How Do Geysers Form?
Geysers are like nature’s pressure cookers, created by a delicate balance of heat and water. The process begins with underground water being heated by magma, turning it into steam. As the pressure builds up, it forces the water to erupt, creating the awe-inspiring spectacle you can witness at Geysir and Strokkur.
Understanding the science behind geysers adds a layer of appreciation to your visit. The geological forces at play beneath the Earth’s surface contribute to the dynamic and captivating eruptions. It’s a reminder that what appears as a momentary spectacle is, in fact, the result of intricate natural processes that took millions of years to create.
How Much Time Should You Spend at Geysir?

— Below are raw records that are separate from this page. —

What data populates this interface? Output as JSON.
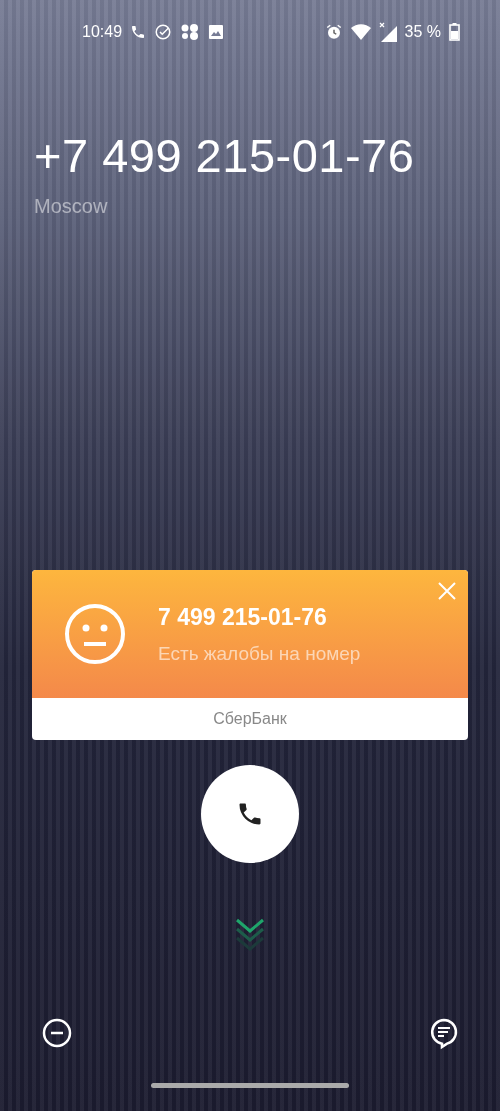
{
  "status_bar": {
    "time": "10:49",
    "battery": "35 %"
  },
  "caller": {
    "number": "+7 499 215-01-76",
    "location": "Moscow"
  },
  "caller_id_card": {
    "number": "7 499 215-01-76",
    "message": "Есть жалобы на номер",
    "provider": "СберБанк"
  }
}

While some may be content with a quick visit, true geyser enthusiasts might want to linger a bit longer. Plan for at least a couple of hours to explore the surrounding geothermal wonders, take in multiple Strokkur eruptions, and perhaps indulge in a picnic amidst Iceland’s surreal landscapes. There is also a restaurant onsite at the Geysir visitor centre, so it could be a great place to stop for lunch or a coffee.
Geysir and Strokkur are not just destinations; they are experiences. Allowing yourself ample time ensures that you don’t rush through the marvels of Haukadalur valley. Wander around, breathe in the geothermal air, and let the magic of the geysers cast its spell on you.
Directions to Geysir
Finding your way to Geysir is part of the adventure but it’s not hard. If you’re driving, follow the signs and the GPS coordinates. If you’re on a guided tour, simply sit back, relax, and let the experts take care of the navigation. Either way, the journey to Geysir is as enchanting as the destination itself.
From Reykjavík, take Route 1 and then Route 35. It’s a pretty straightforward drive that is well-signposted, but don’t be surprised if the landscape challenges your sense of direction. There can sometimes be occasional detours due to weather conditions but this can often lead to hidden gems.
As you embark on your Icelandic escapade, make sure Geysir and Strokkur are at the top of your itinerary. From the rich history of Geysir to the rhythmic eruptions of Strokkur, Haukadalur valley promises a mesmerising experience that will etch itself into your travel memories. So, pack your sense of wonder, embrace the unpredictable Icelandic weather, and get ready to be spellbound by the natural wonders of Geysir and Strokkur. Safe and memorable travels!